TTAB Citable No. 38: Board Affirms 2(a) Refusal of "MOHAWK" for Cigarettes
In its 38th citable decision of 2006, the Board affirmed a Section 2(a) refusal of the mark MOHAWK for cigarettes, finding that it falsely suggests a connection with the federally-recognized St. Regis Band of Mohawk Indians of New York. In re White, 80 USPQ2d 1654 (TTAB 2006).
The court applied its standard Section 2(a) test, requiring that the PTO prove: (1) that the mark is the same as, or a close approximation of, the name or identity previously used by another person or institution; (2) the mark would be recognized as such, in that it points uniquely and unmistakably to that person or institution; (3) the person or institution named by the mark is not connected with the activities performed by applicant under the mark; and (4) the fame or reputation of the person or institution is such that, when the mark is used with the applicant's goods or services, a connection with the person or institution would be presumed.
Applicant Julie White argued that the word "Mohawk" is not a close approximation of the name of the St. Regis Band of Mohawk Indians, and that it does not refer uniquely or unmistakably to that Band (citing GOOGLE references to Mohawk Mountain, Mohawk College, Mohawk State Forest, and the like). She also claimed to be a Native American and a member of the St. Regis Band of Mohawk Indians of New York, and also an employee of a company that manufactures and sells cigarettes under a license granted by the St. Regis Band.
The Board found that dictionary definitions submitted by Examining Attorney M. Catherine Faint sufficiently established that MOHAWK is the same as or a close approximation of the St. Regis Band of Mohawk Indians of New York. "An applicant cannot take a significant element of the name of another and avoid a refusal by leaving one or more elements behind, provided that that which has been taken still would be unmistakably associated with the other person." In re White, 73 USPQ2d 1713, 1719 (TTAB 2004). [Same Applicant's mark APACHE for cigarettes deemed unregistrable under Section 2(a)].
As to other uses of the term MOHAWK, the Board observed that these uses (including place names and a U.S. Army aircraft) "appear to be named after the Mohawk tribe," and therefore these uses "do not detract from the association of the name 'Mohawk' with the Mohawk tribe." Third-party applications and registrations for marks containing the word MOHAWK were of "limited probative value" because they do not evidence that the marks are in use and that the public is familiar with them.
As to Applicant White's connection with the Mohawk tribe, the question was this:
"whether a commercial connection has been established between applicant and the Mohawk tribe in light of the facts that applicant is a member of the tribe, the tribe has issued a license and d/b/a certificate to applicant's employer, Native American Trading Associates, in connection with manufacturing tobacco products, and applicant has licensed use of her rights in the MOHAWK mark to Native American Trading Associates."

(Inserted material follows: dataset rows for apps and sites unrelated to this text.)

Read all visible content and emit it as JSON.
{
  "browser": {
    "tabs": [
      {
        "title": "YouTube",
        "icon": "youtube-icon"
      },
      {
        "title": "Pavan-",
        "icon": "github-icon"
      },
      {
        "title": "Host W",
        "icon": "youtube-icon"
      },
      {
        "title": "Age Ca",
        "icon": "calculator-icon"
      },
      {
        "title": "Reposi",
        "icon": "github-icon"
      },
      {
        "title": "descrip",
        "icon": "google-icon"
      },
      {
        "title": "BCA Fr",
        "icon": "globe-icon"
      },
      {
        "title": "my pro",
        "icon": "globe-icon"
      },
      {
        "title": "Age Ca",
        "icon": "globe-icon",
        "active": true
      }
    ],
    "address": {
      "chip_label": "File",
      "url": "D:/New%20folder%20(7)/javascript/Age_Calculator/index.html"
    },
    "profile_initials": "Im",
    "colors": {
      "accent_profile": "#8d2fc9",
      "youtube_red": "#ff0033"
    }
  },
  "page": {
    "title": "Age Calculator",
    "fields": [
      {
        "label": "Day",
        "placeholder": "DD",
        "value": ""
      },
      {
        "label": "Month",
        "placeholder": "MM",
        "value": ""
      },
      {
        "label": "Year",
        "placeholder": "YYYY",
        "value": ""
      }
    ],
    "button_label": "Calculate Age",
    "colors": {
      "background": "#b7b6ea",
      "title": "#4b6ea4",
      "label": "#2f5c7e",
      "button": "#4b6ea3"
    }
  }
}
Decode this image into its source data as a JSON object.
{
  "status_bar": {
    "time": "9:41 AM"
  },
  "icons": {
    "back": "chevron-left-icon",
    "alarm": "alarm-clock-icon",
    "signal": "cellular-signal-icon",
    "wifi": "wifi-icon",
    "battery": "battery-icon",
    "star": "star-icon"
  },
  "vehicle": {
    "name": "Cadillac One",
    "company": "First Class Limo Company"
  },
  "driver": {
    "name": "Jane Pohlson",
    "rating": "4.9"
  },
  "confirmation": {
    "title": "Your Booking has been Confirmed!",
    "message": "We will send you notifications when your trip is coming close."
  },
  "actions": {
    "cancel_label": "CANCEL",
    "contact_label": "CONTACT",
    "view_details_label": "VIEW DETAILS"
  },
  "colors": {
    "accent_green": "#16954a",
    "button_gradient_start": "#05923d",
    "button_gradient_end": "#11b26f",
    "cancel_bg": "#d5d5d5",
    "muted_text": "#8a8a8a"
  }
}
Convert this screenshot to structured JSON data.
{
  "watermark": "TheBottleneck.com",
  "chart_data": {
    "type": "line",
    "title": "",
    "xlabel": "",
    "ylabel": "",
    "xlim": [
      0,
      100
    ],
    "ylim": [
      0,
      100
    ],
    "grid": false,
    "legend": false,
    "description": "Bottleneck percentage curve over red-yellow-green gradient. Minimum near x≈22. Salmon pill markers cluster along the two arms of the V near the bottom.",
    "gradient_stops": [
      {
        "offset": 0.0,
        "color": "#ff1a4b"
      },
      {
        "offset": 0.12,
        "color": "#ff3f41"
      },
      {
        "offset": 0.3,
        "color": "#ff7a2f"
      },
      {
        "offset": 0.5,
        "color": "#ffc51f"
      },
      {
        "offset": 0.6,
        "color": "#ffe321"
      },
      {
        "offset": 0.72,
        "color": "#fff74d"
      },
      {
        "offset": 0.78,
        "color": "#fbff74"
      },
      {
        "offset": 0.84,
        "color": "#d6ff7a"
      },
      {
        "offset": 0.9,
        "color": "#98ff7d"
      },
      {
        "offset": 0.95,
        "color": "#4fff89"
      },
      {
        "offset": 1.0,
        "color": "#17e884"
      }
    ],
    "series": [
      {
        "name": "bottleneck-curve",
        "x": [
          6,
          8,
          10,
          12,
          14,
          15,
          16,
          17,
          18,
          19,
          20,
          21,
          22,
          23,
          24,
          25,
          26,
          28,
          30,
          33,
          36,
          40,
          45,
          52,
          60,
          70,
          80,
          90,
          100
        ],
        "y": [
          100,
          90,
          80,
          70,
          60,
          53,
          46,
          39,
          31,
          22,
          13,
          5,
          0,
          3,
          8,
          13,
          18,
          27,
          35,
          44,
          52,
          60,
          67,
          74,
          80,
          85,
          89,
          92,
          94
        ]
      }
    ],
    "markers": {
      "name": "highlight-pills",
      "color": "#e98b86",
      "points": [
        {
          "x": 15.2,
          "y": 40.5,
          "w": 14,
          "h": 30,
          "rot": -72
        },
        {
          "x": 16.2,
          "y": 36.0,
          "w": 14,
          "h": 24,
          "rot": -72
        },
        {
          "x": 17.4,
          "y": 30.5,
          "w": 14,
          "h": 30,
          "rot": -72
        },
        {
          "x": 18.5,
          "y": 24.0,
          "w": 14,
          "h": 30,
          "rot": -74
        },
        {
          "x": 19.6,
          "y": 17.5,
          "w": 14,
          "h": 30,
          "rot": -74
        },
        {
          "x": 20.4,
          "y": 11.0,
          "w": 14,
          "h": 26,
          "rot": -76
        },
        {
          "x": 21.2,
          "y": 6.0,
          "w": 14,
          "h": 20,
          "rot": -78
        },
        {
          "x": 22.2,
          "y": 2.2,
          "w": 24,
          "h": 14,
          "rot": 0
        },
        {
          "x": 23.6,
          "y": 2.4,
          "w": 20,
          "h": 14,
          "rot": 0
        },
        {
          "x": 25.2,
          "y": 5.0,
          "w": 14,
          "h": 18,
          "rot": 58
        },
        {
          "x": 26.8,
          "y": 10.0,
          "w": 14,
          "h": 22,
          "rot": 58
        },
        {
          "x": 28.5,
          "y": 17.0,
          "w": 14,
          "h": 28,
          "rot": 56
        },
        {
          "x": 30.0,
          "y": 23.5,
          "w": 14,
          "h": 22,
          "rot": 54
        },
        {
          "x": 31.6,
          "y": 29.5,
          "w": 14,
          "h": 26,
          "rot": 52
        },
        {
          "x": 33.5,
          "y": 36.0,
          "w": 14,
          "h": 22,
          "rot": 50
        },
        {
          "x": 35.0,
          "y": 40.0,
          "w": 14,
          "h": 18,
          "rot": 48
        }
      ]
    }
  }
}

The Board ruled that "a specific commercial connection between applicant and the Mohawk tribe has not been proven." The license and the d/b/a certificate are not evidence "that the tribe endorses or is a sponsor of the cigarettes applicant intends to sell."
"... we note that the license is general in nature, and simply states that Native American Trading Associates has agreed to the rules and regulations regarding the manufacturing of tobacco products on the Mohawk tribe's reservation. The d/b/a certificate also is general in nature, and states that Native American Trading Associates has requested and been approved to operate a tobacco manufacturing business on the reservation. Neither of these documents, however, is a specific endorsement or sponsorship of Native American Trading Associates' activities, and in turn, the cigarettes applicant intends to sell. Thus, we find that these documents do not evidence a specific commercial connection between applicant and the Mohawk tribe."
Nor could the board imply a "specific commercial connection" because "there is no evidence of a long-standing mutual relationship between Native American Trading Associates and the tribe."
Finally, the Board found the evidence "more than sufficient to establish that the Mohawk tribe is well-known among residents in the [New York and Canada] region and visitors to the area. Moreover, "purchasers of cigarettes would be aware of Native American manufacturing and marketing of Native American brand cigarettes, and, given the fame of the name of the Mohawk tribe, would think uniquely of the Mohawk tribe when they see MOHAWK as a mark used on or in connection with cigarettes."
Therefore, the Board affirmed the refusal to register under Section 2(a).
Text Copyright John L. Welch 2006.